I didn’t like too many of my screwdrivers for doing woodworking, so I took matters into my own hands. I turned the wood from scrap, of which the origin and type of wood is uncertain, however it appears to be porous the way oak is, but not smell like oak. I had the shape to where I wanted it, however when I put the skew to it to polish it up, I gouged a nice chunk out of it, and the diameter is considerably smaller now, more like a chisel handle (still very new to turning, 3-4 pens and 2 bowls and a few creatively shaped practice spindles). The metal piece is a brass plumbing coupling that I filed round, and screwed on with CA glue. I purchased a fastcap taperlock bit holder and pressed it into a hole the diameter of the flats on the shank with some CA glue as lubricant. Finished with a couple of coats of CA glue rubbed in while it was turning on the lathe.
That fastcap bit holder is amazing, should probably do a review.
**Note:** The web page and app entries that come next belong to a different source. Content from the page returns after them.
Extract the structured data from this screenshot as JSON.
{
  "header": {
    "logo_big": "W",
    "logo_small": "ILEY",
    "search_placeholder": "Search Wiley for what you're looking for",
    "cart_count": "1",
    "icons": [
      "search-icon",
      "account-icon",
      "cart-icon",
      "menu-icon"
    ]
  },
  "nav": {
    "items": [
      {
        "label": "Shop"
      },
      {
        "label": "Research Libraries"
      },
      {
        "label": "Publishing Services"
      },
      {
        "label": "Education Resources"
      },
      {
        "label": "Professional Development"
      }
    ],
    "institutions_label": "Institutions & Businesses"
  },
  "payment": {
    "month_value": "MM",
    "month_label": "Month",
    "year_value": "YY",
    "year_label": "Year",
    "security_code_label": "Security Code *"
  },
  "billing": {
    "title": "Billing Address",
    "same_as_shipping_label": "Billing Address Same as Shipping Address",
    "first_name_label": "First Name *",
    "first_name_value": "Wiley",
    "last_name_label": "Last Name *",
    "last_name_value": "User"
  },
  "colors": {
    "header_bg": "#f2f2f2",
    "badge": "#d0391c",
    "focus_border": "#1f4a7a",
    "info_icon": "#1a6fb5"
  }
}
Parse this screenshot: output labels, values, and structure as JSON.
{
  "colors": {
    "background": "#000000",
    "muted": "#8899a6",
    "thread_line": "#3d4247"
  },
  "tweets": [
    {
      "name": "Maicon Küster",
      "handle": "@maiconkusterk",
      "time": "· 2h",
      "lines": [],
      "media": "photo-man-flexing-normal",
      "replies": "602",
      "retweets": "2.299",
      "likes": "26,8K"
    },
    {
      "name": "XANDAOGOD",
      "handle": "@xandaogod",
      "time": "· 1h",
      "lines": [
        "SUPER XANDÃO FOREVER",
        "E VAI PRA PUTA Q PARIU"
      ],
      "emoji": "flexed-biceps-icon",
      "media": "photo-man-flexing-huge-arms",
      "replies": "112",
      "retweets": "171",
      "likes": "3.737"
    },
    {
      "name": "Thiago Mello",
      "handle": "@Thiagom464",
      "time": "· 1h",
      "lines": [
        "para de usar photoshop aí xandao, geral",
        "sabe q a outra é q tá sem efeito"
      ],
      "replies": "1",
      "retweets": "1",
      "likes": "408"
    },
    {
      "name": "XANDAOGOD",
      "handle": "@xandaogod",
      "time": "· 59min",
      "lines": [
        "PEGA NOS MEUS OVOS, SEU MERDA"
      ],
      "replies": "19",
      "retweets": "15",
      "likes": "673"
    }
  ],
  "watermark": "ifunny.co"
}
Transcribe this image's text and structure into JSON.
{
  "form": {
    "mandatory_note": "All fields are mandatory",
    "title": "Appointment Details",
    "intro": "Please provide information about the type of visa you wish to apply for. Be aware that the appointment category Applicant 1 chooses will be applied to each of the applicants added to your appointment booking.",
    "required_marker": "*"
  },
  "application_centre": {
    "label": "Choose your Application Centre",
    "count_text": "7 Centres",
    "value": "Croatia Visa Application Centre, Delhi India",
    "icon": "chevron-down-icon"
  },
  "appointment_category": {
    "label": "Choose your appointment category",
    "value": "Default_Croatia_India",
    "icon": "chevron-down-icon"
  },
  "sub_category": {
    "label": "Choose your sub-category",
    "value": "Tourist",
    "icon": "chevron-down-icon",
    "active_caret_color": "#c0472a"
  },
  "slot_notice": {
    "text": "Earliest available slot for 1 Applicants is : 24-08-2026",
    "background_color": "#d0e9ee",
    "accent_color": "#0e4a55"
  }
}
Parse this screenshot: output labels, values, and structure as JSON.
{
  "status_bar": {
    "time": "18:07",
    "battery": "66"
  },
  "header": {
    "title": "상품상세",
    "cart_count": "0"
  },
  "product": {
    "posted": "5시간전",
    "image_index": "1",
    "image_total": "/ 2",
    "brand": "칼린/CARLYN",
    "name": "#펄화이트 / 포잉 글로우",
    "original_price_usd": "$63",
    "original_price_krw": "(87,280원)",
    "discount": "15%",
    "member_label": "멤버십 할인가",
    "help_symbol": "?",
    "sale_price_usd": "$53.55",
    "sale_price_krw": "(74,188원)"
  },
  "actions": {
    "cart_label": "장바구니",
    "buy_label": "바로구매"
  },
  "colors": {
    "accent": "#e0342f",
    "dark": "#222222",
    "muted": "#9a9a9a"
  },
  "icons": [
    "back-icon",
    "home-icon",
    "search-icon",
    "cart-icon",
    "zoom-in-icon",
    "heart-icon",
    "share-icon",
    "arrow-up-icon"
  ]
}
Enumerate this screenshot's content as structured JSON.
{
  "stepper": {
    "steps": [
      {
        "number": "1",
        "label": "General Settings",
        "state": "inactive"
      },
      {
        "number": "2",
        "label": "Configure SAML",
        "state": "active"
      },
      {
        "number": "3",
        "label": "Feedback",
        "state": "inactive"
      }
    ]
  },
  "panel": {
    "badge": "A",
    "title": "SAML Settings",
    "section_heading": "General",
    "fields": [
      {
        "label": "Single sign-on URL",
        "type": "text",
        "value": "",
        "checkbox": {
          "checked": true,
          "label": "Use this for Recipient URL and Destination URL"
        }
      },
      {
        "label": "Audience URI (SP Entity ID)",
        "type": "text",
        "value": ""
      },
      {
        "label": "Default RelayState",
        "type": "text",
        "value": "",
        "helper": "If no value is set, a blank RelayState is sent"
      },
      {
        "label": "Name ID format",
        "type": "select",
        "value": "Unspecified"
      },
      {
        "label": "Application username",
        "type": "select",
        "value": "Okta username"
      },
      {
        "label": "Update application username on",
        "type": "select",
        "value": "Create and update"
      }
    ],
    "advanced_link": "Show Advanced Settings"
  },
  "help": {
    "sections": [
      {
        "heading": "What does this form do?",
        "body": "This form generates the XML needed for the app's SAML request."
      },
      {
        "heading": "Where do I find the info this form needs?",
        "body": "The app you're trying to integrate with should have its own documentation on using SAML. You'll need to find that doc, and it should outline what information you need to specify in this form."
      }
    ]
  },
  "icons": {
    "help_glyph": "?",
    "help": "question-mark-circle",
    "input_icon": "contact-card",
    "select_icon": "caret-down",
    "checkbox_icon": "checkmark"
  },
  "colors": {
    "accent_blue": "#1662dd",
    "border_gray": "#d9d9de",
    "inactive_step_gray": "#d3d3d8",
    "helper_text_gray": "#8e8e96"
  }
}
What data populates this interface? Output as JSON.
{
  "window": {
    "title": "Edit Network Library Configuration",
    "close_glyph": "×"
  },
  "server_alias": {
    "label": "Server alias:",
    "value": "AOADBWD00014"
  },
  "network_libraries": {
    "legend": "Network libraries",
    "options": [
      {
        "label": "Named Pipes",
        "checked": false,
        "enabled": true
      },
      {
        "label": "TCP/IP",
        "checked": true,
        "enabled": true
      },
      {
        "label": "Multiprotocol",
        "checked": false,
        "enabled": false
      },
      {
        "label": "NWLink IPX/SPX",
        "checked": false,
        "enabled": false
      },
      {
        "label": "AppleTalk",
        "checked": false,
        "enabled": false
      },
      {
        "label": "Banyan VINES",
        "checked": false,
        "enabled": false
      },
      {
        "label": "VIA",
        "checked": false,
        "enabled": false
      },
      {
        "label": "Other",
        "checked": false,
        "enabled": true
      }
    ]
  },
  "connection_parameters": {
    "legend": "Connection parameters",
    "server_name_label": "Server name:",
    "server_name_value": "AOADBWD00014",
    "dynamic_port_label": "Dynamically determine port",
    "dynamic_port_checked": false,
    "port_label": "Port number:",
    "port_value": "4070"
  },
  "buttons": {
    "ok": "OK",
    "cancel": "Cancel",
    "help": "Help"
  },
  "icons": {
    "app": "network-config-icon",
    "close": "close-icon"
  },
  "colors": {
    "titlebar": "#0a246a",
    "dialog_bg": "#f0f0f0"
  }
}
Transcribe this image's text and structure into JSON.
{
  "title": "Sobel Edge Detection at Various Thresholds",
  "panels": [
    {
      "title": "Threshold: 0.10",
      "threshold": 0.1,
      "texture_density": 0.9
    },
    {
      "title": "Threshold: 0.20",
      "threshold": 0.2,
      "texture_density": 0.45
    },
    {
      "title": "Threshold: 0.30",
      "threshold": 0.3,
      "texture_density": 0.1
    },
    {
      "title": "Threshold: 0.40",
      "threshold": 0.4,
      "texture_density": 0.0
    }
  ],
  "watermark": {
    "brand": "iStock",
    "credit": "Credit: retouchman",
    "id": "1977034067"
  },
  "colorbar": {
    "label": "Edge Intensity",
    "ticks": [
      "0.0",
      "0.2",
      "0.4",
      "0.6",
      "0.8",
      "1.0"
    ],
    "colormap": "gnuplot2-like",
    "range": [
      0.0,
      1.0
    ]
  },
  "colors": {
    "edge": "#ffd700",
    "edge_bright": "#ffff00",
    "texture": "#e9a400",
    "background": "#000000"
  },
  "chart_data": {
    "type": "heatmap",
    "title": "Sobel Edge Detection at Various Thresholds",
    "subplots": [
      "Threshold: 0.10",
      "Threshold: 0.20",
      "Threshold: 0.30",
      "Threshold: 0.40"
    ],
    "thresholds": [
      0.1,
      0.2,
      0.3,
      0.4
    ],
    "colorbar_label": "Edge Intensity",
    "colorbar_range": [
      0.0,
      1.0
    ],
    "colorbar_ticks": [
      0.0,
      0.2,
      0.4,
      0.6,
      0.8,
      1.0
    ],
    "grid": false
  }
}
It securely grips the bit with magnet and some kind of compression. It slides in, but you can not pull it out unless you release it by pulling that red band part. I wanted a screwdriver where the bits did not stick in the screw rather than in the bit holder.
I have yet to really push the screwdriver too hard, but I really should have found another scrap and turned a heavier handle, it is a tad nose heavy. Since I don’t want to mess with breaking the bit holder free and rounding another brass coupling without testing it out further, I am leaving it as is for the time being. I am concerned about the lack of girth taking away from some of the torque, but I always drill a pilot hole and countersink on the nicer things (by my low standards) I build, and too much torque can strip the wood or the head of a brass screw.
-- Henryk, South Carolina